I went hunting on the Internet and found out from an interview with Judy Lewis in the year 2002. She explains that the book coming out deepened the rift between her and her mother. This is not surprising because the cause of the rift between mother and daughter was Loretta's belief that Judy was writing a tell-all book....a rumor that wasn't true at the time. Apparently, after 12 years of estrangement Judy and her mother reconciled until Loretta's death from ovarian cancer in 2001 three years after the reconciliation. I don't think that reconciliation could have occurred if Judy had dared to assign narcissistic personality disorder to her mother in the book or had taken harsher views of her mother's behaviors.

You can read it for yourself and decide if Loretta Young was a full-blown narcissist. I think she was. I also think that she worsened with seems to be the trend with narcissists. Especially when age dims their beauty or fame. Judy was not privy to her mother's professional relationships. I suspect many people saw the narcissism because her nick-name in Hollywood became the "Iron Butterfly"....a moniker that Loretta took some pride in. She was known for being able to always get her way. Narcissism is more the norm in Hollywood. People expect a certain amount of it there....and seem to think it is justified in movie stars. You rarely see condemnation of narcissism coming from Hollywood about Hollywood. One of the best movies about Hollywood stars and their narcissistic preoccupation with beauty and/or fame is "Death Becomes Her". I always am greatly entertained by the morbid yet comedic portrayal of a couple of somatic narcissists.
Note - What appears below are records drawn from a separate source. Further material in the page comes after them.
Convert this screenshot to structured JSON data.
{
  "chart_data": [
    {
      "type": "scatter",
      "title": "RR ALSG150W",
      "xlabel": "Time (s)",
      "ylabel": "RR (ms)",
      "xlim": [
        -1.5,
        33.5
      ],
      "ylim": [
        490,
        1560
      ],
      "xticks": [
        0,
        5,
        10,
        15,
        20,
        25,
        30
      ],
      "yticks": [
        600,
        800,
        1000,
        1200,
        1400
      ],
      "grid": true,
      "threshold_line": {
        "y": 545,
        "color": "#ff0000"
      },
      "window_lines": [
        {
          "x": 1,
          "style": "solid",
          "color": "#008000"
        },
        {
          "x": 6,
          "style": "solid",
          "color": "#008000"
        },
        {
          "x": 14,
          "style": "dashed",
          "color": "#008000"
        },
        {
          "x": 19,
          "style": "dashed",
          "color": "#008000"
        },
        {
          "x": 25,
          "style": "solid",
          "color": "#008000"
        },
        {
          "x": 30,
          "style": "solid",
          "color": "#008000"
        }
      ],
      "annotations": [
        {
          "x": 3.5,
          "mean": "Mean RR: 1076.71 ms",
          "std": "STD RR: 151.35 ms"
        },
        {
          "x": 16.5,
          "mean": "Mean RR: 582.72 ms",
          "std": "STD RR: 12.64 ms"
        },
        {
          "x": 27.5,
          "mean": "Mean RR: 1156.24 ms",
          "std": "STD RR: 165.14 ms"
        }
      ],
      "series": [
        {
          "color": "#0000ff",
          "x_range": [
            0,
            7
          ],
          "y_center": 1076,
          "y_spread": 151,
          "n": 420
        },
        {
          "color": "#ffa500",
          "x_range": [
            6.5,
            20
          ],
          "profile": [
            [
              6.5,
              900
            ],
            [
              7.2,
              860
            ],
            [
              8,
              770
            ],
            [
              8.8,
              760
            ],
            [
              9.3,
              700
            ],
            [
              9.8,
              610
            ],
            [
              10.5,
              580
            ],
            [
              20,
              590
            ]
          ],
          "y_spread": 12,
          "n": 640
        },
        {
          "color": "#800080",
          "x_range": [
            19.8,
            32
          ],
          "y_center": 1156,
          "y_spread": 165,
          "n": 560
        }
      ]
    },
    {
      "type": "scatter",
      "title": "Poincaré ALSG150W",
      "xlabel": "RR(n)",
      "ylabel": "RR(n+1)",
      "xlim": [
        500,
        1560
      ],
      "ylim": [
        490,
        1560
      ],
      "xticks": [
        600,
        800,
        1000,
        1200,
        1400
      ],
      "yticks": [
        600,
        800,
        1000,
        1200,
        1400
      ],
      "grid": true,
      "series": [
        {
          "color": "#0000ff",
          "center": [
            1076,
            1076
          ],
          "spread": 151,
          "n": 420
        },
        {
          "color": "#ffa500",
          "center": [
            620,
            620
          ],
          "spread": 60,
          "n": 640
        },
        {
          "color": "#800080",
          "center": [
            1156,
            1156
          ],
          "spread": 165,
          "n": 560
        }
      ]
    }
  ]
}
Of course, it allows me to laugh out loud at my own mother's extreme vanity....I see a portrayal of her in that movie and it does me great good to be able to laugh at her ridiculousness. It is funny as long as you aren't actually living in it.


Julia Riber Pitt said...
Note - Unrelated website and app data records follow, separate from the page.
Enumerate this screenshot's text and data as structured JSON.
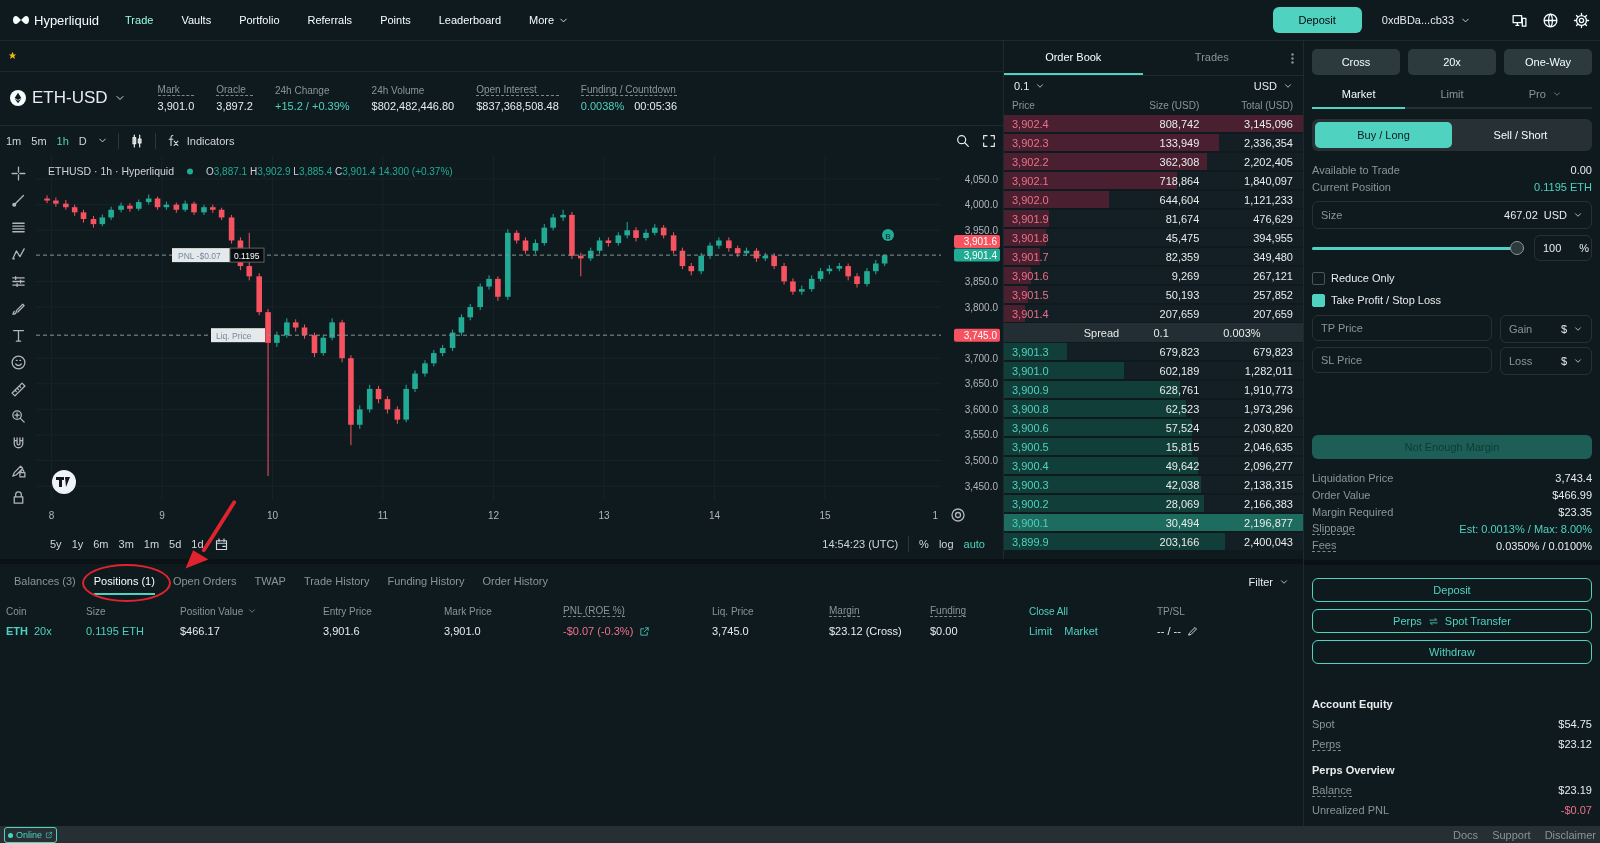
{
  "nav": {
    "logo_text": "Hyperliquid",
    "items": [
      {
        "label": "Trade",
        "selected": true,
        "dropdown": false
      },
      {
        "label": "Vaults",
        "selected": false,
        "dropdown": false
      },
      {
        "label": "Portfolio",
        "selected": false,
        "dropdown": false
      },
      {
        "label": "Referrals",
        "selected": false,
        "dropdown": false
      },
      {
        "label": "Points",
        "selected": false,
        "dropdown": false
      },
      {
        "label": "Leaderboard",
        "selected": false,
        "dropdown": false
      },
      {
        "label": "More",
        "selected": false,
        "dropdown": true
      }
    ],
    "deposit": "Deposit",
    "wallet": "0xdBDa...cb33"
  },
  "market": {
    "symbol": "ETH-USD",
    "stats": [
      {
        "label": "Mark",
        "underlined": true,
        "values": [
          {
            "text": "3,901.0",
            "kind": "neutral"
          }
        ]
      },
      {
        "label": "Oracle",
        "underlined": true,
        "values": [
          {
            "text": "3,897.2",
            "kind": "neutral"
          }
        ]
      },
      {
        "label": "24h Change",
        "underlined": false,
        "values": [
          {
            "text": "+15.2 / +0.39%",
            "kind": "up"
          }
        ]
      },
      {
        "label": "24h Volume",
        "underlined": false,
        "values": [
          {
            "text": "$802,482,446.80",
            "kind": "neutral"
          }
        ]
      },
      {
        "label": "Open Interest",
        "underlined": true,
        "values": [
          {
            "text": "$837,368,508.48",
            "kind": "neutral"
          }
        ]
      },
      {
        "label": "Funding / Countdown",
        "underlined": true,
        "values": [
          {
            "text": "0.0038%",
            "kind": "up"
          },
          {
            "text": "00:05:36",
            "kind": "neutral"
          }
        ]
      }
    ]
  },
  "chart": {
    "intervals": [
      {
        "label": "1m",
        "selected": false
      },
      {
        "label": "5m",
        "selected": false
      },
      {
        "label": "1h",
        "selected": true
      },
      {
        "label": "D",
        "selected": false
      }
    ],
    "indicators": "Indicators",
    "legend": {
      "title": "ETHUSD · 1h · Hyperliquid",
      "ohlc": [
        {
          "key": "O",
          "value": "3,887.1"
        },
        {
          "key": "H",
          "value": "3,902.9"
        },
        {
          "key": "L",
          "value": "3,885.4"
        },
        {
          "key": "C",
          "value": "3,901.4"
        }
      ],
      "change": "14.300 (+0.37%)"
    },
    "chart_data": {
      "type": "candlestick",
      "x": [
        7.96,
        8.04,
        8.13,
        8.21,
        8.29,
        8.38,
        8.46,
        8.54,
        8.63,
        8.71,
        8.79,
        8.88,
        8.96,
        9.04,
        9.13,
        9.21,
        9.29,
        9.38,
        9.46,
        9.54,
        9.63,
        9.71,
        9.79,
        9.88,
        9.96,
        10.04,
        10.13,
        10.21,
        10.29,
        10.38,
        10.46,
        10.54,
        10.63,
        10.71,
        10.79,
        10.88,
        10.96,
        11.04,
        11.13,
        11.21,
        11.29,
        11.38,
        11.46,
        11.54,
        11.63,
        11.71,
        11.79,
        11.88,
        11.96,
        12.04,
        12.13,
        12.21,
        12.29,
        12.38,
        12.46,
        12.54,
        12.63,
        12.71,
        12.79,
        12.88,
        12.96,
        13.04,
        13.13,
        13.21,
        13.29,
        13.38,
        13.46,
        13.54,
        13.63,
        13.71,
        13.79,
        13.88,
        13.96,
        14.04,
        14.13,
        14.21,
        14.29,
        14.38,
        14.46,
        14.54,
        14.63,
        14.71,
        14.79,
        14.88,
        14.96,
        15.04,
        15.13,
        15.21,
        15.29,
        15.38,
        15.46,
        15.54
      ],
      "ohlc": [
        [
          4012,
          4018,
          4003,
          4008
        ],
        [
          4008,
          4014,
          3996,
          4002
        ],
        [
          4002,
          4009,
          3990,
          3995
        ],
        [
          3995,
          4000,
          3978,
          3985
        ],
        [
          3985,
          3990,
          3965,
          3972
        ],
        [
          3972,
          3978,
          3955,
          3962
        ],
        [
          3962,
          3981,
          3958,
          3975
        ],
        [
          3975,
          3996,
          3970,
          3990
        ],
        [
          3990,
          4004,
          3985,
          3998
        ],
        [
          3998,
          4003,
          3986,
          3992
        ],
        [
          3992,
          4010,
          3988,
          4005
        ],
        [
          4005,
          4020,
          4000,
          4012
        ],
        [
          4012,
          4016,
          3990,
          3995
        ],
        [
          3995,
          4006,
          3990,
          4000
        ],
        [
          4000,
          4004,
          3984,
          3990
        ],
        [
          3990,
          4008,
          3986,
          4002
        ],
        [
          4002,
          4006,
          3980,
          3985
        ],
        [
          3985,
          4000,
          3980,
          3995
        ],
        [
          3995,
          4000,
          3984,
          3990
        ],
        [
          3990,
          3994,
          3970,
          3975
        ],
        [
          3975,
          3980,
          3924,
          3930
        ],
        [
          3930,
          3936,
          3872,
          3880
        ],
        [
          3880,
          3945,
          3852,
          3860
        ],
        [
          3860,
          3866,
          3784,
          3790
        ],
        [
          3790,
          3796,
          3470,
          3730
        ],
        [
          3730,
          3752,
          3722,
          3745
        ],
        [
          3745,
          3778,
          3740,
          3770
        ],
        [
          3770,
          3776,
          3752,
          3760
        ],
        [
          3760,
          3766,
          3738,
          3745
        ],
        [
          3745,
          3750,
          3702,
          3710
        ],
        [
          3710,
          3746,
          3705,
          3740
        ],
        [
          3740,
          3778,
          3735,
          3770
        ],
        [
          3770,
          3775,
          3692,
          3700
        ],
        [
          3700,
          3706,
          3530,
          3570
        ],
        [
          3570,
          3608,
          3562,
          3600
        ],
        [
          3600,
          3648,
          3594,
          3640
        ],
        [
          3640,
          3646,
          3612,
          3620
        ],
        [
          3620,
          3626,
          3592,
          3600
        ],
        [
          3600,
          3606,
          3572,
          3580
        ],
        [
          3580,
          3648,
          3575,
          3640
        ],
        [
          3640,
          3676,
          3634,
          3670
        ],
        [
          3670,
          3696,
          3664,
          3690
        ],
        [
          3690,
          3716,
          3684,
          3710
        ],
        [
          3710,
          3726,
          3704,
          3720
        ],
        [
          3720,
          3756,
          3714,
          3750
        ],
        [
          3750,
          3786,
          3744,
          3780
        ],
        [
          3780,
          3806,
          3774,
          3800
        ],
        [
          3800,
          3846,
          3794,
          3840
        ],
        [
          3840,
          3862,
          3834,
          3855
        ],
        [
          3855,
          3860,
          3812,
          3820
        ],
        [
          3820,
          3952,
          3814,
          3945
        ],
        [
          3945,
          3950,
          3924,
          3930
        ],
        [
          3930,
          3936,
          3904,
          3910
        ],
        [
          3910,
          3932,
          3904,
          3925
        ],
        [
          3925,
          3962,
          3920,
          3955
        ],
        [
          3955,
          3982,
          3950,
          3975
        ],
        [
          3975,
          3990,
          3968,
          3980
        ],
        [
          3980,
          3986,
          3894,
          3900
        ],
        [
          3900,
          3906,
          3860,
          3895
        ],
        [
          3895,
          3916,
          3890,
          3910
        ],
        [
          3910,
          3936,
          3904,
          3930
        ],
        [
          3930,
          3936,
          3918,
          3925
        ],
        [
          3925,
          3946,
          3920,
          3940
        ],
        [
          3940,
          3966,
          3934,
          3950
        ],
        [
          3950,
          3956,
          3928,
          3935
        ],
        [
          3935,
          3952,
          3930,
          3945
        ],
        [
          3945,
          3962,
          3940,
          3955
        ],
        [
          3955,
          3960,
          3934,
          3940
        ],
        [
          3940,
          3946,
          3904,
          3910
        ],
        [
          3910,
          3916,
          3874,
          3880
        ],
        [
          3880,
          3886,
          3862,
          3870
        ],
        [
          3870,
          3906,
          3864,
          3900
        ],
        [
          3900,
          3926,
          3894,
          3920
        ],
        [
          3920,
          3936,
          3914,
          3930
        ],
        [
          3930,
          3936,
          3908,
          3915
        ],
        [
          3915,
          3920,
          3898,
          3905
        ],
        [
          3905,
          3916,
          3900,
          3910
        ],
        [
          3910,
          3915,
          3888,
          3895
        ],
        [
          3895,
          3906,
          3890,
          3900
        ],
        [
          3900,
          3905,
          3874,
          3880
        ],
        [
          3880,
          3886,
          3844,
          3850
        ],
        [
          3850,
          3856,
          3824,
          3830
        ],
        [
          3830,
          3842,
          3824,
          3835
        ],
        [
          3835,
          3862,
          3830,
          3855
        ],
        [
          3855,
          3876,
          3850,
          3870
        ],
        [
          3870,
          3882,
          3864,
          3875
        ],
        [
          3875,
          3886,
          3870,
          3880
        ],
        [
          3880,
          3885,
          3852,
          3860
        ],
        [
          3860,
          3866,
          3838,
          3845
        ],
        [
          3845,
          3876,
          3840,
          3870
        ],
        [
          3870,
          3892,
          3864,
          3885
        ],
        [
          3885,
          3903,
          3880,
          3901
        ]
      ],
      "xlim": [
        7.86,
        16.05
      ],
      "ylim": [
        3423,
        4097
      ],
      "grid": true,
      "xticks": [
        8,
        9,
        10,
        11,
        12,
        13,
        14,
        15
      ],
      "yticks": [
        {
          "value": 4050,
          "label": "4,050.0"
        },
        {
          "value": 4000,
          "label": "4,000.0"
        },
        {
          "value": 3950,
          "label": "3,950.0"
        },
        {
          "value": 3850,
          "label": "3,850.0"
        },
        {
          "value": 3800,
          "label": "3,800.0"
        },
        {
          "value": 3700,
          "label": "3,700.0"
        },
        {
          "value": 3650,
          "label": "3,650.0"
        },
        {
          "value": 3600,
          "label": "3,600.0"
        },
        {
          "value": 3550,
          "label": "3,550.0"
        },
        {
          "value": 3500,
          "label": "3,500.0"
        },
        {
          "value": 3450,
          "label": "3,450.0"
        }
      ]
    },
    "edge_label": "1",
    "price_lines": [
      {
        "kind": "position",
        "label": "PNL -$0.07",
        "size": "0.1195",
        "price": "3,901.4"
      },
      {
        "kind": "liquidation",
        "label": "Liq. Price",
        "price": "3,745.0"
      }
    ],
    "axis_tags": [
      {
        "kind": "ask",
        "text": "3,901.6"
      }
    ],
    "marker": "B",
    "ranges": [
      "5y",
      "1y",
      "6m",
      "3m",
      "1m",
      "5d",
      "1d"
    ],
    "clock": "14:54:23 (UTC)",
    "scale_options": [
      {
        "label": "%",
        "selected": false
      },
      {
        "label": "log",
        "selected": false
      },
      {
        "label": "auto",
        "selected": true
      }
    ]
  },
  "order_book": {
    "tabs": [
      {
        "label": "Order Book",
        "selected": true
      },
      {
        "label": "Trades",
        "selected": false
      }
    ],
    "tick": "0.1",
    "unit": "USD",
    "columns": [
      "Price",
      "Size (USD)",
      "Total (USD)"
    ],
    "asks": [
      {
        "price": "3,902.4",
        "size": "808,742",
        "total": "3,145,096",
        "level": 1,
        "highlighted": false
      },
      {
        "price": "3,902.3",
        "size": "133,949",
        "total": "2,336,354",
        "level": 0.72,
        "highlighted": false
      },
      {
        "price": "3,902.2",
        "size": "362,308",
        "total": "2,202,405",
        "level": 0.68,
        "highlighted": false
      },
      {
        "price": "3,902.1",
        "size": "718,864",
        "total": "1,840,097",
        "level": 0.58,
        "highlighted": false
      },
      {
        "price": "3,902.0",
        "size": "644,604",
        "total": "1,121,233",
        "level": 0.35,
        "highlighted": false
      },
      {
        "price": "3,901.9",
        "size": "81,674",
        "total": "476,629",
        "level": 0.15,
        "highlighted": false
      },
      {
        "price": "3,901.8",
        "size": "45,475",
        "total": "394,955",
        "level": 0.14,
        "highlighted": false
      },
      {
        "price": "3,901.7",
        "size": "82,359",
        "total": "349,480",
        "level": 0.12,
        "highlighted": false
      },
      {
        "price": "3,901.6",
        "size": "9,269",
        "total": "267,121",
        "level": 0.09,
        "highlighted": false
      },
      {
        "price": "3,901.5",
        "size": "50,193",
        "total": "257,852",
        "level": 0.08,
        "highlighted": false
      },
      {
        "price": "3,901.4",
        "size": "207,659",
        "total": "207,659",
        "level": 0.07,
        "highlighted": false
      }
    ],
    "spread": {
      "label": "Spread",
      "value": "0.1",
      "percent": "0.003%"
    },
    "bids": [
      {
        "price": "3,901.3",
        "size": "679,823",
        "total": "679,823",
        "level": 0.21,
        "highlighted": false
      },
      {
        "price": "3,901.0",
        "size": "602,189",
        "total": "1,282,011",
        "level": 0.4,
        "highlighted": false
      },
      {
        "price": "3,900.9",
        "size": "628,761",
        "total": "1,910,773",
        "level": 0.59,
        "highlighted": false
      },
      {
        "price": "3,900.8",
        "size": "62,523",
        "total": "1,973,296",
        "level": 0.61,
        "highlighted": false
      },
      {
        "price": "3,900.6",
        "size": "57,524",
        "total": "2,030,820",
        "level": 0.63,
        "highlighted": false
      },
      {
        "price": "3,900.5",
        "size": "15,815",
        "total": "2,046,635",
        "level": 0.63,
        "highlighted": false
      },
      {
        "price": "3,900.4",
        "size": "49,642",
        "total": "2,096,277",
        "level": 0.65,
        "highlighted": false
      },
      {
        "price": "3,900.3",
        "size": "42,038",
        "total": "2,138,315",
        "level": 0.66,
        "highlighted": false
      },
      {
        "price": "3,900.2",
        "size": "28,069",
        "total": "2,166,383",
        "level": 0.67,
        "highlighted": false
      },
      {
        "price": "3,900.1",
        "size": "30,494",
        "total": "2,196,877",
        "level": 1,
        "highlighted": true
      },
      {
        "price": "3,899.9",
        "size": "203,166",
        "total": "2,400,043",
        "level": 0.74,
        "highlighted": false
      }
    ]
  },
  "positions_panel": {
    "tabs": [
      {
        "label": "Balances (3)",
        "selected": false,
        "circled": false
      },
      {
        "label": "Positions (1)",
        "selected": true,
        "circled": true
      },
      {
        "label": "Open Orders",
        "selected": false,
        "circled": false
      },
      {
        "label": "TWAP",
        "selected": false,
        "circled": false
      },
      {
        "label": "Trade History",
        "selected": false,
        "circled": false
      },
      {
        "label": "Funding History",
        "selected": false,
        "circled": false
      },
      {
        "label": "Order History",
        "selected": false,
        "circled": false
      }
    ],
    "filter": "Filter",
    "columns": [
      {
        "label": "Coin",
        "kind": "plain"
      },
      {
        "label": "Size",
        "kind": "plain"
      },
      {
        "label": "Position Value",
        "kind": "sort"
      },
      {
        "label": "Entry Price",
        "kind": "plain"
      },
      {
        "label": "Mark Price",
        "kind": "plain"
      },
      {
        "label": "PNL (ROE %)",
        "kind": "underlined"
      },
      {
        "label": "Liq. Price",
        "kind": "plain"
      },
      {
        "label": "Margin",
        "kind": "underlined"
      },
      {
        "label": "Funding",
        "kind": "underlined"
      },
      {
        "label": "Close All",
        "kind": "action"
      },
      {
        "label": "TP/SL",
        "kind": "plain"
      }
    ],
    "rows": [
      {
        "coin": "ETH",
        "leverage": "20x",
        "size": "0.1195 ETH",
        "value": "$466.17",
        "entry": "3,901.6",
        "mark": "3,901.0",
        "pnl": "-$0.07 (-0.3%)",
        "liq": "3,745.0",
        "margin": "$23.12 (Cross)",
        "funding": "$0.00",
        "close_actions": [
          "Limit",
          "Market"
        ],
        "tpsl": "-- / --"
      }
    ]
  },
  "order_form": {
    "mode_buttons": [
      "Cross",
      "20x",
      "One-Way"
    ],
    "order_tabs": [
      {
        "label": "Market",
        "selected": true,
        "dropdown": false
      },
      {
        "label": "Limit",
        "selected": false,
        "dropdown": false
      },
      {
        "label": "Pro",
        "selected": false,
        "dropdown": true
      }
    ],
    "sides": [
      {
        "label": "Buy / Long",
        "selected": true
      },
      {
        "label": "Sell / Short",
        "selected": false
      }
    ],
    "info": [
      {
        "label": "Available to Trade",
        "value": "0.00",
        "kind": "neutral"
      },
      {
        "label": "Current Position",
        "value": "0.1195 ETH",
        "kind": "up"
      }
    ],
    "size": {
      "label": "Size",
      "value": "467.02",
      "unit": "USD"
    },
    "slider": {
      "level": 1,
      "value": "100",
      "unit": "%"
    },
    "checks": [
      {
        "label": "Reduce Only",
        "checked": false
      },
      {
        "label": "Take Profit / Stop Loss",
        "checked": true
      }
    ],
    "tpsl": [
      {
        "placeholder": "TP Price",
        "mode": "Gain",
        "unit": "$"
      },
      {
        "placeholder": "SL Price",
        "mode": "Loss",
        "unit": "$"
      }
    ],
    "submit": {
      "label": "Not Enough Margin",
      "disabled": true
    },
    "details": [
      {
        "label": "Liquidation Price",
        "value": "3,743.4",
        "underlined": false,
        "kind": "neutral"
      },
      {
        "label": "Order Value",
        "value": "$466.99",
        "underlined": false,
        "kind": "neutral"
      },
      {
        "label": "Margin Required",
        "value": "$23.35",
        "underlined": false,
        "kind": "neutral"
      },
      {
        "label": "Slippage",
        "value": "Est: 0.0013% / Max: 8.00%",
        "underlined": true,
        "kind": "up"
      },
      {
        "label": "Fees",
        "value": "0.0350% / 0.0100%",
        "underlined": true,
        "kind": "neutral"
      }
    ]
  },
  "account": {
    "buttons": [
      {
        "kind": "plain",
        "label": "Deposit"
      },
      {
        "kind": "transfer",
        "from": "Perps",
        "to": "Spot Transfer"
      },
      {
        "kind": "plain",
        "label": "Withdraw"
      }
    ],
    "sections": [
      {
        "title": "Account Equity",
        "rows": [
          {
            "label": "Spot",
            "value": "$54.75",
            "underlined": false,
            "kind": "neutral"
          },
          {
            "label": "Perps",
            "value": "$23.12",
            "underlined": true,
            "kind": "neutral"
          }
        ]
      },
      {
        "title": "Perps Overview",
        "rows": [
          {
            "label": "Balance",
            "value": "$23.19",
            "underlined": true,
            "kind": "neutral"
          },
          {
            "label": "Unrealized PNL",
            "value": "-$0.07",
            "underlined": false,
            "kind": "down"
          }
        ]
      }
    ]
  },
  "status_bar": {
    "online": "Online",
    "links": [
      "Docs",
      "Support",
      "Disclaimer"
    ]
  },
  "markup": [
    {
      "kind": "arrow"
    }
  ]
}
This is one of my favorite books. I do believe Loretta was pretty narcississtic, because her deeply held religious beliefs made her feel shameful and prevented her from telling Judy the truth. Religious people usually go to great lengths in order to hide their "sin" from others, especially Christian celebrities who answer to their church as well as the moral codes.

This book would actually be a very good read for a rhetorical writing class in college. It's so easy to examine it and see how the lessons relate to society. The kind of social conservatism of that era, when two celebrities could lose their careers if it was revealed they had a child together (or just slept together, considering how Gable was in a crappy marriage at the time). Anyways, it's a good book overall.

Tundra Woman said...

Yk, here we are in the last quarter of 2013. And while society was more conservative during that time, other social mores have evolved that still appear to prevent ACONs from speaking-even honestly to themselves-about their own experiences. Among them, mores regarding appearing to be "PC." Look out Emily Post and Miss Manners! Here come the "PC"-ers! ;)
I grew up in the conservative '50's, early '60's and obviously many social changes came about starting by the mid to late '60's. Nonetheless, this PC phenomena together with an unwillingness or inability to even use a dictionary precludes ACs from using such words as "Evil" or "Abuse" never mind "Premeditated" in terms of their experiences.
I make no excuses for not being "PC" nor am I such an old fool I can't even look up a word and use it correctly. If you grew up with an NPD "parent" you were abused by an evil "parent" in ways that may well have been spontaneous, but you can be sure many of those abuses *were* premeditated. I don't use those words lightly or without a full comprehension of what they mean experientially or in terms of their written definition.
It's not just "Religious people" or "celebrities" who "go to great lengths to hide" their perfidy and pervasive nastiness. I've never met a NPD who didn't do exactly the same. Their frantic attempts to hide their behaviors speak volumes to their absolute knowledge that what they did-repeatedly-to others, particularly their own children was WRONG. Not to mention Abusive, often Premeditated and Evil.